protection by vitamin E against endothelial cell injury by linoleic acid hydroperoxides

Bernhard Hennig, Cynthia Enoch, Ching K. Chow

Research output: Contribution to journalArticlepeer-review

37 Scopus citations


Exposure to 90 μM albumin-bound linoleic acid (18:2) for 24 hours significantly increased the rate of albumin transfer across cultured endothelial monolayers. Linoleic acid hydroperoxides (18:2-OOH) further accelerated the rate of albumin transfer over that of 18:2. Cells exposed to 18:2-OOH but not 18:2 caused a marked release of lactate dehydrogenase (LDH) into the media. Prior cellular incubation with media containing 25 μM vitamin E for 24 hours protected endothelial cells from injury by 18:2 and 18:2-OOH, as evidenced by a decreased rate of albumin transfer across the endothelium as well as reduced release of LDH into the media. These results suggest that vitamin E may provide protection against endothelial cell injury resulting from expusure to fatty acid hydroperoxides.

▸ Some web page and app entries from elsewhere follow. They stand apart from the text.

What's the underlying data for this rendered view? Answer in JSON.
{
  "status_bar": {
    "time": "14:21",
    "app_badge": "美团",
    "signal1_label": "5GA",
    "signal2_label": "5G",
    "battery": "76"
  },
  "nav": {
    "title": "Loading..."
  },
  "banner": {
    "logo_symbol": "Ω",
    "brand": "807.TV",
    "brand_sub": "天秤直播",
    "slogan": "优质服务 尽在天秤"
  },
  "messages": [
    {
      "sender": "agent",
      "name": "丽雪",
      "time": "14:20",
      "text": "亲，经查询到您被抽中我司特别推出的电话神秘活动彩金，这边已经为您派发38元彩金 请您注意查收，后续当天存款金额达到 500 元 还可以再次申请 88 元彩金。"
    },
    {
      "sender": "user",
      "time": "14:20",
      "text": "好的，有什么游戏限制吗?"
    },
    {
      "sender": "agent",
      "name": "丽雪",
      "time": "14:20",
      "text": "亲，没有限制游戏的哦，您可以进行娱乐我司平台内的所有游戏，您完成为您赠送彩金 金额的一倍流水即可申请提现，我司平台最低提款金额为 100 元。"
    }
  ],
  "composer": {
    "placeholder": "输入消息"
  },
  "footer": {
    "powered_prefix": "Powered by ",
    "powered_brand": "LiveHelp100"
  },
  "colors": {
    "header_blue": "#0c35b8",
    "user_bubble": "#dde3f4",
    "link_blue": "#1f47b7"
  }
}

Original languageEnglish
Pages (from-to)1253-1259
Number of pages7
JournalNutrition Research
Issue number12
StatePublished - Dec 1987

Bibliographical note

Funding Information:
This research was supported in part by grant HL34423 from the National Heart, Lung and Blood Institute, National Institutes of Health; a grant from the American Heart Association, Kentucky Affiliate; and the University of Kentucky Agricultural Experiment Station.


  • endothelial cell injury
  • lipid peroxidation
  • protection
  • vitamin E

ASJC Scopus subject areas

  • Endocrinology, Diabetes and Metabolism
  • Endocrinology
  • Nutrition and Dietetics


Dive into the research topics of 'protection by vitamin E against endothelial cell injury by linoleic acid hydroperoxides'. Together they form a unique fingerprint.

Cite this